Going to the movies might not be the same as watching your favorite performer put on a live show, and it's definitely not comparable to the playoff-atmosphere of an in-person sporting event. But the cinematic theater experience still holds a special place in our culture. And in a time where it's just as easy, and tempting, to put off the movie theater in favor of a Netflix binge, now more than ever going to the movies can feel like a more momentous occasion.

Bars in movie theaters are also driving prices
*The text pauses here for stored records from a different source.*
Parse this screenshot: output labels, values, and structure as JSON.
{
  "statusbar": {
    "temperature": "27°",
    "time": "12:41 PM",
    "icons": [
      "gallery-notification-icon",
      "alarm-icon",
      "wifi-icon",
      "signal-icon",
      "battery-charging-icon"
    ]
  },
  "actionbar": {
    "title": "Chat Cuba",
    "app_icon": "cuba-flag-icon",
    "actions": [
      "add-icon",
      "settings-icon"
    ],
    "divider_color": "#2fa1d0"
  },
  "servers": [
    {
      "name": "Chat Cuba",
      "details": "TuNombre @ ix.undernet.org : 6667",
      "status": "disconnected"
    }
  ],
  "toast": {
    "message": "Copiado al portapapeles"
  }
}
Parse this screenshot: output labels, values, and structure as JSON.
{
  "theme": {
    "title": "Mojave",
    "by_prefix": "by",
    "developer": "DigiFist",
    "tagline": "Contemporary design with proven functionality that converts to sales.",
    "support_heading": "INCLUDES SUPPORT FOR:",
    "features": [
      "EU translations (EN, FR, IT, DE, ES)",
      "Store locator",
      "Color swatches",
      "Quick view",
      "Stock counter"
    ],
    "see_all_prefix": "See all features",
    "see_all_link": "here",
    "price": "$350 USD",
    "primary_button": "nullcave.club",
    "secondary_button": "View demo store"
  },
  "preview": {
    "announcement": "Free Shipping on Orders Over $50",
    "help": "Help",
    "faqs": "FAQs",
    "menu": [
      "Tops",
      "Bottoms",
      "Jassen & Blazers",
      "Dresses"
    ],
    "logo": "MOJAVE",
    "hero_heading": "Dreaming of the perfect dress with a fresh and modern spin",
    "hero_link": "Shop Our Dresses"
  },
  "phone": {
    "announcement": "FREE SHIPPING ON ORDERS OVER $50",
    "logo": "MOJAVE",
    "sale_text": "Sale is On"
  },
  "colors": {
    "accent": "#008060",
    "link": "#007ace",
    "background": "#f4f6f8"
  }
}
Even the best movie theater snack bars could use an upgrade, especially as general movie theater attendance has fluctuated in recent years. Now the addition of alcohol is adding an interesting wrinkle to movie theater concession stands. And why wouldn't it? In one of the early scenes of Quintin Tarantino's Pulp Fiction, John Travolta's character, Vincent, explains to Samuel L. Jackson's Jules some of the subtle differences between America and Amsterdam. One of the first examples he gives, along with the classic "Royale with Cheese" line, is the opportunity to buy a beer in European movie theaters. "And I don't mean in a paper cup," he says. "I'm talkin' 'bout a glass of beer."

In 1994, beer in a movie theater was just a fantasy. Now, it's a potentially game-changing aspect for both customers who want to enjoy a film with a cocktail, and movie theaters looking to maximize their profits. AMC Theater VP George Patterson was quoted in a 2017 CinemaBlend article, calling alcohol the industry's fastest-growing amenity: "Dollar for dollar, alcohol doesn't cannibalize candy, soda or popcorn," he said. "If I put a bar in, I can almost guarantee my food and beverage revenue will go up. Over 70 percent of our guests are over the age of 21."

And a 'luxury theater' boom adds even more dining options at the movies

Nowadays plenty of movie theaters are going far beyond a bar setup to up the value of an evening at the movies. It's growing pretty common for customers to have the option of skipping the junk food altogether in favor of more upscale dining options, including full meals brought to their seats by a dedicated waitstaff. Movie theaters are also upping the ante with improved amenities like full, plush leather recliners and private viewing boxes. That's a pretty significant upgrade from the days of battling for elbow room on shared armrests, or making too much noise trying to open a bag of candy. And it all goes back to the idea of taking advantage of a captive audience: if movie theaters can ensure you stay longer, you're more likely to spend more money on products. And how can they accomplish that? By creating the ultimate viewing experience, one that's better than the living room couch dominating the streaming era.

"It has to be a complete experience, with dinner, drinks and a movie, all in one place, so you're not tempted to leave," Wheeler Winston Dixon, Ryan professor of film studies at the University of Nebraska told the The Republic in 2017. "It can be a date night for Mom and Dad, or the whole family, complete with reserved seating and super reclining chairs."